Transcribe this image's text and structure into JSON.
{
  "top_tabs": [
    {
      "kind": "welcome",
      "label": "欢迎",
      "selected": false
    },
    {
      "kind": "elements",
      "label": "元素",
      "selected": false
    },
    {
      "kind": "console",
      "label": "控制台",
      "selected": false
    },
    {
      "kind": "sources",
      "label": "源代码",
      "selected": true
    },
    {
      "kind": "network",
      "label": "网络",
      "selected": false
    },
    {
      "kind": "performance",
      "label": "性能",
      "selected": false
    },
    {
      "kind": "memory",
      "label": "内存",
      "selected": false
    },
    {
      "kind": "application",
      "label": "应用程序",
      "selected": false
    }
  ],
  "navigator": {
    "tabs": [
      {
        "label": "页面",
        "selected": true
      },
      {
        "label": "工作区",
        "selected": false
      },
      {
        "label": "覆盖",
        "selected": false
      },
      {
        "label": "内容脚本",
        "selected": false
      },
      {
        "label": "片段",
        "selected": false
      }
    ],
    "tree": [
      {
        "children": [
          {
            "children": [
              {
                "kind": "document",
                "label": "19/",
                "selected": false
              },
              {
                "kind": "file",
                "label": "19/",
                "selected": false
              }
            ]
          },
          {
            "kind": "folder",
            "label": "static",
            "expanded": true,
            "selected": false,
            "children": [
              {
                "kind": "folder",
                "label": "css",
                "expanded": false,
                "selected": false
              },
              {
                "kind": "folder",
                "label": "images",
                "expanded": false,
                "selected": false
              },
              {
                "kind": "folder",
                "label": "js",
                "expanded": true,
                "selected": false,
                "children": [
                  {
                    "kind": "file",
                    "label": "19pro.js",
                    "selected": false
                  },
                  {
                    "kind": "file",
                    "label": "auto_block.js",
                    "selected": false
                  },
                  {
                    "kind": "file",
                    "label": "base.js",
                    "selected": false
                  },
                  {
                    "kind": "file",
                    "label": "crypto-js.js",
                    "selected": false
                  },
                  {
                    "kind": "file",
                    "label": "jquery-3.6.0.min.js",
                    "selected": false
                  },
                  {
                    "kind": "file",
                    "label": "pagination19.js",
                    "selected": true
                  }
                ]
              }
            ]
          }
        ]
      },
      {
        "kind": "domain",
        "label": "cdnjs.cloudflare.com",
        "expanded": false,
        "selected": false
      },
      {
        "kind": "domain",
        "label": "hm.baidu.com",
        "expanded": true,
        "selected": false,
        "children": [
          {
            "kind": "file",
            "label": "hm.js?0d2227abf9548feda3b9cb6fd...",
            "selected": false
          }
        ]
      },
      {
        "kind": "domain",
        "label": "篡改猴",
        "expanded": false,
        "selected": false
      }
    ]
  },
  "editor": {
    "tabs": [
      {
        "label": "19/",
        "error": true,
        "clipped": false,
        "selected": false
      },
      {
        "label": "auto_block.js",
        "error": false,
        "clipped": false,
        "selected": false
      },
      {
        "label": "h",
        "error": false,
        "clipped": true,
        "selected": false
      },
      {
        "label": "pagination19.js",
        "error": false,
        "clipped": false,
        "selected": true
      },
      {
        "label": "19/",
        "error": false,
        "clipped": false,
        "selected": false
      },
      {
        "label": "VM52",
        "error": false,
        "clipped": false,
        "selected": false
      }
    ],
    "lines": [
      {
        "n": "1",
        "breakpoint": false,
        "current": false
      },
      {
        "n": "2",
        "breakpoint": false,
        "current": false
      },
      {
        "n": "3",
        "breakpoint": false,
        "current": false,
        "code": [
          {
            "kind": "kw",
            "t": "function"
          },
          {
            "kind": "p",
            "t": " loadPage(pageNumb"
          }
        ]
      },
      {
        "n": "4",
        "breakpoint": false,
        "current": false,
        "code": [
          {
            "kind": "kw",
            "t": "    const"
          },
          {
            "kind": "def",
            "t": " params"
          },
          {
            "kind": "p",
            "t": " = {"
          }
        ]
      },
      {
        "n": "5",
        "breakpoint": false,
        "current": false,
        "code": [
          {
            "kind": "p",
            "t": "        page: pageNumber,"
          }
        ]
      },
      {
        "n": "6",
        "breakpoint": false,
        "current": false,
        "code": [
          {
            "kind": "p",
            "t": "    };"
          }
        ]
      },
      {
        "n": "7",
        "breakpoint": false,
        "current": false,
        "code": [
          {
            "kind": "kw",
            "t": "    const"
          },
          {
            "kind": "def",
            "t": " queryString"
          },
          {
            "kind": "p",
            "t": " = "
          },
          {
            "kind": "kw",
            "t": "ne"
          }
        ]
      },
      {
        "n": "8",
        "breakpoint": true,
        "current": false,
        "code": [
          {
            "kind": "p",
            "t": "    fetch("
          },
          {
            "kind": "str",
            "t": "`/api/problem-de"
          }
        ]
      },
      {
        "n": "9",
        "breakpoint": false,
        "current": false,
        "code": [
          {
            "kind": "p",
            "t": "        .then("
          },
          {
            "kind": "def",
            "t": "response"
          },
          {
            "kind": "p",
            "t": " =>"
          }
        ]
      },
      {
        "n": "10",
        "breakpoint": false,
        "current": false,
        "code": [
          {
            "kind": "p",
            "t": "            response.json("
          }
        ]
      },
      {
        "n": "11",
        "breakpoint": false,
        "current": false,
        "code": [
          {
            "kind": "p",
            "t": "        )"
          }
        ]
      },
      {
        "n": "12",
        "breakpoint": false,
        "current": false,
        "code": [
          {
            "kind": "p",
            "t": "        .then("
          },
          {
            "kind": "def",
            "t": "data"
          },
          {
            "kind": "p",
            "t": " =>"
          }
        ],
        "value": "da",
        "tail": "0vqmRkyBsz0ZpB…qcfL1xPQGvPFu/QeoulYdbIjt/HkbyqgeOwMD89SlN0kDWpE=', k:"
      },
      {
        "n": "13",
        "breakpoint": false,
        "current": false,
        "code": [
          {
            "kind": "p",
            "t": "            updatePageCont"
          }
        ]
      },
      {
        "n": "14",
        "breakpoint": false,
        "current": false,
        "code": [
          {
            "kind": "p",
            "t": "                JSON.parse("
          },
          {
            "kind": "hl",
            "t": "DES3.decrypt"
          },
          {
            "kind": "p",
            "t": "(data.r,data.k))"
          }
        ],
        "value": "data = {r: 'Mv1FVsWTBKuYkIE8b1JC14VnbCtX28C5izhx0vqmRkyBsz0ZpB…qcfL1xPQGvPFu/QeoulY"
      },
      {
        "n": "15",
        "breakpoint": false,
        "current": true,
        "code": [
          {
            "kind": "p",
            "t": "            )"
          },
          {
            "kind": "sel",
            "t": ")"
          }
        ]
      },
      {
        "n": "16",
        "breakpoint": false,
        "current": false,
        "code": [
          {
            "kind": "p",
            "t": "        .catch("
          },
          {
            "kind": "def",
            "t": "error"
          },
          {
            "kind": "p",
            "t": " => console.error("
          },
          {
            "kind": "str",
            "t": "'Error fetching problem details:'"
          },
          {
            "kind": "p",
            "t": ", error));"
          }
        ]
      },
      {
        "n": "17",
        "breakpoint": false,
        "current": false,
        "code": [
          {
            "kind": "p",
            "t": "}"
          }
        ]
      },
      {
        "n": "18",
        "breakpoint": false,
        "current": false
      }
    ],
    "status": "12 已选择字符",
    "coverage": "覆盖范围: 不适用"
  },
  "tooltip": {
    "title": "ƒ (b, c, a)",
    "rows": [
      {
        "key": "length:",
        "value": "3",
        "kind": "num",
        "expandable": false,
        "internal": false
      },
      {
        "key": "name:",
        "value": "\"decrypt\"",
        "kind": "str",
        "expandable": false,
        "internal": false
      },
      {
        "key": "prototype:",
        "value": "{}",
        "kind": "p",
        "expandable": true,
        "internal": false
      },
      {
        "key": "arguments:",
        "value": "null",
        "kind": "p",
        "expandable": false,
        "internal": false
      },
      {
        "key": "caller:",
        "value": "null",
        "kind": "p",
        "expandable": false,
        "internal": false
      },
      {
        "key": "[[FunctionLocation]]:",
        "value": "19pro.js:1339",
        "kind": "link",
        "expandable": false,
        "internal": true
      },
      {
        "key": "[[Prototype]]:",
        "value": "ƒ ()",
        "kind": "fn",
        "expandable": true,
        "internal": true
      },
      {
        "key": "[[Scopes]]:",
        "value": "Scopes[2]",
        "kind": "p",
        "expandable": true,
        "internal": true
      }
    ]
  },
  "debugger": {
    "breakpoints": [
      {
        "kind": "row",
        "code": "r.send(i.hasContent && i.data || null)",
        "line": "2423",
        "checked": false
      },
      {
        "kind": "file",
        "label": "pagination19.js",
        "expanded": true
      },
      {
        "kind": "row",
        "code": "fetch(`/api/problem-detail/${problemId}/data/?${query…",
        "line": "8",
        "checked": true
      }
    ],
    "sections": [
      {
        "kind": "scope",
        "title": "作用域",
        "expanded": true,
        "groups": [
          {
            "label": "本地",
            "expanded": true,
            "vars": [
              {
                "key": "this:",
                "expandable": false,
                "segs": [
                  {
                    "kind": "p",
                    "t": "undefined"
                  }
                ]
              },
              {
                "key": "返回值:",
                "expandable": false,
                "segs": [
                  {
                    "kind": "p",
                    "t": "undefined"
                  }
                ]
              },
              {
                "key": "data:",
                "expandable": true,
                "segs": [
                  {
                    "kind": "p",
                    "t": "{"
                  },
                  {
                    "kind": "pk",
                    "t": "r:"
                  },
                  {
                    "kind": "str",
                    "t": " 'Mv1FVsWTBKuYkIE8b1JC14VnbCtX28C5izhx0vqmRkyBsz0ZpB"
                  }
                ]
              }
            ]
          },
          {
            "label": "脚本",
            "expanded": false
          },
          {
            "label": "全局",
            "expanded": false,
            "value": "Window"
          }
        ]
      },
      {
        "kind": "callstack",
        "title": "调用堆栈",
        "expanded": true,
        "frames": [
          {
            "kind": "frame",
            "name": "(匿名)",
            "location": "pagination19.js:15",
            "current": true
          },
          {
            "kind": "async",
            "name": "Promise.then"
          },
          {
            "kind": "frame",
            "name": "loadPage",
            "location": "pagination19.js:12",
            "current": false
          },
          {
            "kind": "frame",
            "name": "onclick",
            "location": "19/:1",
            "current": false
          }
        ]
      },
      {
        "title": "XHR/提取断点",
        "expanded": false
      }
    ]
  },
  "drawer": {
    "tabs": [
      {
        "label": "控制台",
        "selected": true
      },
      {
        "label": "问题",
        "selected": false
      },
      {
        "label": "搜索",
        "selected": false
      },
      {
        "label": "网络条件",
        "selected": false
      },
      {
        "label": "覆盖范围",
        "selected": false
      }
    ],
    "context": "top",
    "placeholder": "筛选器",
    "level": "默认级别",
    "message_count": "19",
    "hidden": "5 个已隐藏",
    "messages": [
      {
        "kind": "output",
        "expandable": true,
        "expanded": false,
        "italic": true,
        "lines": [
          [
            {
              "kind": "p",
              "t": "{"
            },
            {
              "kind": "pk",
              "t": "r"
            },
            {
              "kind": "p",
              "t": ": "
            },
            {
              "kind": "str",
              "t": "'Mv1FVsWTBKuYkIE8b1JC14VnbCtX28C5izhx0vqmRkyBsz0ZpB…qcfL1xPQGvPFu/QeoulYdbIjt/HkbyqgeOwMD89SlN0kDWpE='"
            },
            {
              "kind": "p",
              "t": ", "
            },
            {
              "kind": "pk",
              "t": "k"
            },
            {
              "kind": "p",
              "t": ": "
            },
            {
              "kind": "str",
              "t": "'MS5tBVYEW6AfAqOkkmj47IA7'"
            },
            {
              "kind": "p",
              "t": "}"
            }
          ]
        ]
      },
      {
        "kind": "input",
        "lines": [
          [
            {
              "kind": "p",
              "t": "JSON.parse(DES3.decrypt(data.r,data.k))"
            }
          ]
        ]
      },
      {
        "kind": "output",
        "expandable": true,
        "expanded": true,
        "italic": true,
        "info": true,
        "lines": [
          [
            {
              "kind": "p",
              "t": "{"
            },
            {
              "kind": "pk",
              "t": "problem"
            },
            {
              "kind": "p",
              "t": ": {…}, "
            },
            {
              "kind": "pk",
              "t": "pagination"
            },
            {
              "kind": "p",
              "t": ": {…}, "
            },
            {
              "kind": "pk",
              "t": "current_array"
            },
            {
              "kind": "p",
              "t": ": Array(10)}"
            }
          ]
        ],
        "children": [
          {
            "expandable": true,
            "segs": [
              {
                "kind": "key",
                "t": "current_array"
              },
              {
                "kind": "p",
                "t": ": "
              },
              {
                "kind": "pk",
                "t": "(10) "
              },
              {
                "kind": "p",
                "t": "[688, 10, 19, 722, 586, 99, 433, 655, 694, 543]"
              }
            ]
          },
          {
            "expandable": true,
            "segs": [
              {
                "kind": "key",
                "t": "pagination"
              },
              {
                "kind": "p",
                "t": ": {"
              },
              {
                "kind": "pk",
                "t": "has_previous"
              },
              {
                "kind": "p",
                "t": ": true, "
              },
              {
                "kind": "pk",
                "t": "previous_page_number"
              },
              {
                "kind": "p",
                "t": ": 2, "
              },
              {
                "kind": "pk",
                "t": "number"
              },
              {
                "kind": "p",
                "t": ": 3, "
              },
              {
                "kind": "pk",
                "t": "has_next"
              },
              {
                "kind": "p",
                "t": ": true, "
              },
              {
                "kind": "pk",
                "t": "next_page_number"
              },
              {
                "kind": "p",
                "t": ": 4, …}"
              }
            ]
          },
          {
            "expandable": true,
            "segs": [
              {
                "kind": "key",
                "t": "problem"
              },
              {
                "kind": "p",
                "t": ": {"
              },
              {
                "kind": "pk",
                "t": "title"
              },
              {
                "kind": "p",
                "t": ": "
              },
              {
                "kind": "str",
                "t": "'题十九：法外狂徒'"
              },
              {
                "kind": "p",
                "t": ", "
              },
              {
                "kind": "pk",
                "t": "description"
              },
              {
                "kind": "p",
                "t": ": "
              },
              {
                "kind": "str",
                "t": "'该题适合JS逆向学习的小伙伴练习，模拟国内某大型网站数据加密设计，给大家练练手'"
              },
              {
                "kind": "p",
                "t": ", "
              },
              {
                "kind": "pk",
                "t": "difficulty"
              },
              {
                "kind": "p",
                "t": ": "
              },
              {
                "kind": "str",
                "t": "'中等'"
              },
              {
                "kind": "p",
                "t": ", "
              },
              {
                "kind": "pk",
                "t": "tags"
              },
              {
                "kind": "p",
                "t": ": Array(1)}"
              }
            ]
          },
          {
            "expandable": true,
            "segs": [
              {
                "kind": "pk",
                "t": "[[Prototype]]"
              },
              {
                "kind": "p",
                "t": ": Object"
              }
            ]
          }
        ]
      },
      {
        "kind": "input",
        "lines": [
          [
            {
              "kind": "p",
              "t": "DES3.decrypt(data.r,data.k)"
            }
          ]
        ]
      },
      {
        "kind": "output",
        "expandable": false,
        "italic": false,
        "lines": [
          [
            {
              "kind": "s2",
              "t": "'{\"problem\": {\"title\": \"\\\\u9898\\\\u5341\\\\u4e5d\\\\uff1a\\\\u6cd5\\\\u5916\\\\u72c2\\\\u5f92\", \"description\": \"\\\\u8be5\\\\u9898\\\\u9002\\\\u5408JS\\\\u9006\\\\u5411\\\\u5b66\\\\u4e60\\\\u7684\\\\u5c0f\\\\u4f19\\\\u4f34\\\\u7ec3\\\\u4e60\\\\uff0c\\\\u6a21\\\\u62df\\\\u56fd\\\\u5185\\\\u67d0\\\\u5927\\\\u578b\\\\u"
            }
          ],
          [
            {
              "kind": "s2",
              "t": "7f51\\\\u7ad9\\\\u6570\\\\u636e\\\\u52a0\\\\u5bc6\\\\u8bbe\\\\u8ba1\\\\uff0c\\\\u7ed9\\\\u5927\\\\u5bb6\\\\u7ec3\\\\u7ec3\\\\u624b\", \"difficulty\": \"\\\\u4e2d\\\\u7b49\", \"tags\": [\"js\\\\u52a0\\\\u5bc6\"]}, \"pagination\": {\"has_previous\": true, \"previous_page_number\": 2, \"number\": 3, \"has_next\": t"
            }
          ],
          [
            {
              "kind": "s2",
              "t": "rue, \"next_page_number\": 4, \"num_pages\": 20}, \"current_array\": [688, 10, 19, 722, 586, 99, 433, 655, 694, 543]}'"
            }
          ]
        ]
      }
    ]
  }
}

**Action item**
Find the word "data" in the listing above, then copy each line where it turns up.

**Expected answer**
            "t": "data"
            "t": "(data.r,data.k))"
        "value": "data = {r: 'Mv1FVsWTBKuYkIE8b1JC14VnbCtX28C5izhx0vqmRkyBsz0ZpB…qcfL1xPQGvPFu/QeoulY"
        "code": "r.send(i.hasContent && i.data || null)",
        "code": "fetch(`/api/problem-detail/${problemId}/data/?${query…",
                "key": "data:",
              "t": "JSON.parse(DES3.decrypt(data.r,data.k))"
              "t": "DES3.decrypt(data.r,data.k)"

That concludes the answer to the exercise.